→ The task: Are you able to retype all the records below exactly?

→ Input:
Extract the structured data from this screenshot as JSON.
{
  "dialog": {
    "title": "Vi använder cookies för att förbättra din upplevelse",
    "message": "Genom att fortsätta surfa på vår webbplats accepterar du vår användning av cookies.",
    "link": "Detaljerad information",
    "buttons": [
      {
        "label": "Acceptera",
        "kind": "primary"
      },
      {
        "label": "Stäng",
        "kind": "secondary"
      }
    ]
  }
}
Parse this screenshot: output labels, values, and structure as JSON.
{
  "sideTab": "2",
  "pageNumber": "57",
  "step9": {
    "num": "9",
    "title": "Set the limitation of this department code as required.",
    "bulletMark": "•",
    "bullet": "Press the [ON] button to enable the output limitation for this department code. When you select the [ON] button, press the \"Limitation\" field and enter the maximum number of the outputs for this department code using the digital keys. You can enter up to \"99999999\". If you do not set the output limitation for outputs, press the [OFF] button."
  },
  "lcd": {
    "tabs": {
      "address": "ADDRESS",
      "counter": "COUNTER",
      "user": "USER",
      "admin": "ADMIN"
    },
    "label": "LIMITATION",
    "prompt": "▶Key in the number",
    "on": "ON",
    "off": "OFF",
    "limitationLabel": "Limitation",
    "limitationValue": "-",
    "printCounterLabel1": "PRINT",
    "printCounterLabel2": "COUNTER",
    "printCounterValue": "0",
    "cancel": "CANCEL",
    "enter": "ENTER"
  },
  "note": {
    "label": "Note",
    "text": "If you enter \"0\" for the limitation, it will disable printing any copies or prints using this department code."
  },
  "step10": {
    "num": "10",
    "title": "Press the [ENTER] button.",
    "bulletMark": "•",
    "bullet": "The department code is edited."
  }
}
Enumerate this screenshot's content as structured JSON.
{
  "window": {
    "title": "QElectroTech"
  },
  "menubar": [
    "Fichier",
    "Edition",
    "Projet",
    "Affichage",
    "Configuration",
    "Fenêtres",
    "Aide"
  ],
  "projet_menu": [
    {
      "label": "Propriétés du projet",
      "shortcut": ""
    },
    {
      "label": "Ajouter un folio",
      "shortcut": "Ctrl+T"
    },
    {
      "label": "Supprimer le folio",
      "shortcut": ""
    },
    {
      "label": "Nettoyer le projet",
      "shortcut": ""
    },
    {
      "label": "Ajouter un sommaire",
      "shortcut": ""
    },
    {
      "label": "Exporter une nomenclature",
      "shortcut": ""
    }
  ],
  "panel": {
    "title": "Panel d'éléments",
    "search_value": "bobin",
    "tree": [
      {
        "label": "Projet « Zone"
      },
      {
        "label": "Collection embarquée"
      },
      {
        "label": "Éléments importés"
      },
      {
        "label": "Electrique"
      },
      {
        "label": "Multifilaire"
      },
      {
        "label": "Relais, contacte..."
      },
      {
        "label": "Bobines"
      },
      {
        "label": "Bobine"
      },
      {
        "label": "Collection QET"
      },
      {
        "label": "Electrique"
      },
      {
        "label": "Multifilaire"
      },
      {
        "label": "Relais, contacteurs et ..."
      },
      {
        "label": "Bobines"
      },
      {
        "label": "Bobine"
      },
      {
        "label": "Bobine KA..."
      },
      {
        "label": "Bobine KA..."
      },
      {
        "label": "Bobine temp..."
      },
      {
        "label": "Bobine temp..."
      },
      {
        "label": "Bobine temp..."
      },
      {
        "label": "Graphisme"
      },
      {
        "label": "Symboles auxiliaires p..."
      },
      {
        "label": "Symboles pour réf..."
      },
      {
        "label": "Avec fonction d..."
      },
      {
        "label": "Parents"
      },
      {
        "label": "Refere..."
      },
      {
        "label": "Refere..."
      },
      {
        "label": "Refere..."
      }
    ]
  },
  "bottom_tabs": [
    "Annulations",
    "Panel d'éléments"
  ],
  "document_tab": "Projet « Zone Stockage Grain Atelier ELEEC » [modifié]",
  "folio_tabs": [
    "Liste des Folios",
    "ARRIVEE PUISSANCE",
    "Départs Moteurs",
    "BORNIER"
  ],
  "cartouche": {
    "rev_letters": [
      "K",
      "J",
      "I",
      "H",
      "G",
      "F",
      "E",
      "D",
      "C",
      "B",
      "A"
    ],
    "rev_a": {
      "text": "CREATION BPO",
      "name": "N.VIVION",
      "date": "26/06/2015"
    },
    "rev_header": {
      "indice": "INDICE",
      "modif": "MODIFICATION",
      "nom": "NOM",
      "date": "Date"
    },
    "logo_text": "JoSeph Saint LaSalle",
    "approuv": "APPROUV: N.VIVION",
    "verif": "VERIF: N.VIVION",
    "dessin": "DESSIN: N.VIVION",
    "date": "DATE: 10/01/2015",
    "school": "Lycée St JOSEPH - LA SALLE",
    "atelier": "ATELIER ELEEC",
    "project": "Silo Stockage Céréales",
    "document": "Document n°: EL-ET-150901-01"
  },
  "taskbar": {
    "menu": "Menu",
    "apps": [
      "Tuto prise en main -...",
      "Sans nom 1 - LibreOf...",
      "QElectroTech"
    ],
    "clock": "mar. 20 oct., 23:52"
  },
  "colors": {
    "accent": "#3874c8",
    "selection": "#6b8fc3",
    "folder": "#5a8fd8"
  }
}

→ Answer to this problem:
Extract the structured data from this screenshot as JSON.
{
  "dialog": {
    "title": "Vi använder cookies för att förbättra din upplevelse",
    "message": "Genom att fortsätta surfa på vår webbplats accepterar du vår användning av cookies.",
    "link": "Detaljerad information",
    "buttons": [
      {
        "label": "Acceptera",
        "kind": "primary"
      },
      {
        "label": "Stäng",
        "kind": "secondary"
      }
    ]
  }
}
Parse this screenshot: output labels, values, and structure as JSON.
{
  "sideTab": "2",
  "pageNumber": "57",
  "step9": {
    "num": "9",
    "title": "Set the limitation of this department code as required.",
    "bulletMark": "•",
    "bullet": "Press the [ON] button to enable the output limitation for this department code. When you select the [ON] button, press the \"Limitation\" field and enter the maximum number of the outputs for this department code using the digital keys. You can enter up to \"99999999\". If you do not set the output limitation for outputs, press the [OFF] button."
  },
  "lcd": {
    "tabs": {
      "address": "ADDRESS",
      "counter": "COUNTER",
      "user": "USER",
      "admin": "ADMIN"
    },
    "label": "LIMITATION",
    "prompt": "▶Key in the number",
    "on": "ON",
    "off": "OFF",
    "limitationLabel": "Limitation",
    "limitationValue": "-",
    "printCounterLabel1": "PRINT",
    "printCounterLabel2": "COUNTER",
    "printCounterValue": "0",
    "cancel": "CANCEL",
    "enter": "ENTER"
  },
  "note": {
    "label": "Note",
    "text": "If you enter \"0\" for the limitation, it will disable printing any copies or prints using this department code."
  },
  "step10": {
    "num": "10",
    "title": "Press the [ENTER] button.",
    "bulletMark": "•",
    "bullet": "The department code is edited."
  }
}
Enumerate this screenshot's content as structured JSON.
{
  "window": {
    "title": "QElectroTech"
  },
  "menubar": [
    "Fichier",
    "Edition",
    "Projet",
    "Affichage",
    "Configuration",
    "Fenêtres",
    "Aide"
  ],
  "projet_menu": [
    {
      "label": "Propriétés du projet",
      "shortcut": ""
    },
    {
      "label": "Ajouter un folio",
      "shortcut": "Ctrl+T"
    },
    {
      "label": "Supprimer le folio",
      "shortcut": ""
    },
    {
      "label": "Nettoyer le projet",
      "shortcut": ""
    },
    {
      "label": "Ajouter un sommaire",
      "shortcut": ""
    },
    {
      "label": "Exporter une nomenclature",
      "shortcut": ""
    }
  ],
  "panel": {
    "title": "Panel d'éléments",
    "search_value": "bobin",
    "tree": [
      {
        "label": "Projet « Zone"
      },
      {
        "label": "Collection embarquée"
      },
      {
        "label": "Éléments importés"
      },
      {
        "label": "Electrique"
      },
      {
        "label": "Multifilaire"
      },
      {
        "label": "Relais, contacte..."
      },
      {
        "label": "Bobines"
      },
      {
        "label": "Bobine"
      },
      {
        "label": "Collection QET"
      },
      {
        "label": "Electrique"
      },
      {
        "label": "Multifilaire"
      },
      {
        "label": "Relais, contacteurs et ..."
      },
      {
        "label": "Bobines"
      },
      {
        "label": "Bobine"
      },
      {
        "label": "Bobine KA..."
      },
      {
        "label": "Bobine KA..."
      },
      {
        "label": "Bobine temp..."
      },
      {
        "label": "Bobine temp..."
      },
      {
        "label": "Bobine temp..."
      },
      {
        "label": "Graphisme"
      },
      {
        "label": "Symboles auxiliaires p..."
      },
      {
        "label": "Symboles pour réf..."
      },
      {
        "label": "Avec fonction d..."
      },
      {
        "label": "Parents"
      },
      {
        "label": "Refere..."
      },
      {
        "label": "Refere..."
      },
      {
        "label": "Refere..."
      }
    ]
  },
  "bottom_tabs": [
    "Annulations",
    "Panel d'éléments"
  ],
  "document_tab": "Projet « Zone Stockage Grain Atelier ELEEC » [modifié]",
  "folio_tabs": [
    "Liste des Folios",
    "ARRIVEE PUISSANCE",
    "Départs Moteurs",
    "BORNIER"
  ],
  "cartouche": {
    "rev_letters": [
      "K",
      "J",
      "I",
      "H",
      "G",
      "F",
      "E",
      "D",
      "C",
      "B",
      "A"
    ],
    "rev_a": {
      "text": "CREATION BPO",
      "name": "N.VIVION",
      "date": "26/06/2015"
    },
    "rev_header": {
      "indice": "INDICE",
      "modif": "MODIFICATION",
      "nom": "NOM",
      "date": "Date"
    },
    "logo_text": "JoSeph Saint LaSalle",
    "approuv": "APPROUV: N.VIVION",
    "verif": "VERIF: N.VIVION",
    "dessin": "DESSIN: N.VIVION",
    "date": "DATE: 10/01/2015",
    "school": "Lycée St JOSEPH - LA SALLE",
    "atelier": "ATELIER ELEEC",
    "project": "Silo Stockage Céréales",
    "document": "Document n°: EL-ET-150901-01"
  },
  "taskbar": {
    "menu": "Menu",
    "apps": [
      "Tuto prise en main -...",
      "Sans nom 1 - LibreOf...",
      "QElectroTech"
    ],
    "clock": "mar. 20 oct., 23:52"
  },
  "colors": {
    "accent": "#3874c8",
    "selection": "#6b8fc3",
    "folder": "#5a8fd8"
  }
}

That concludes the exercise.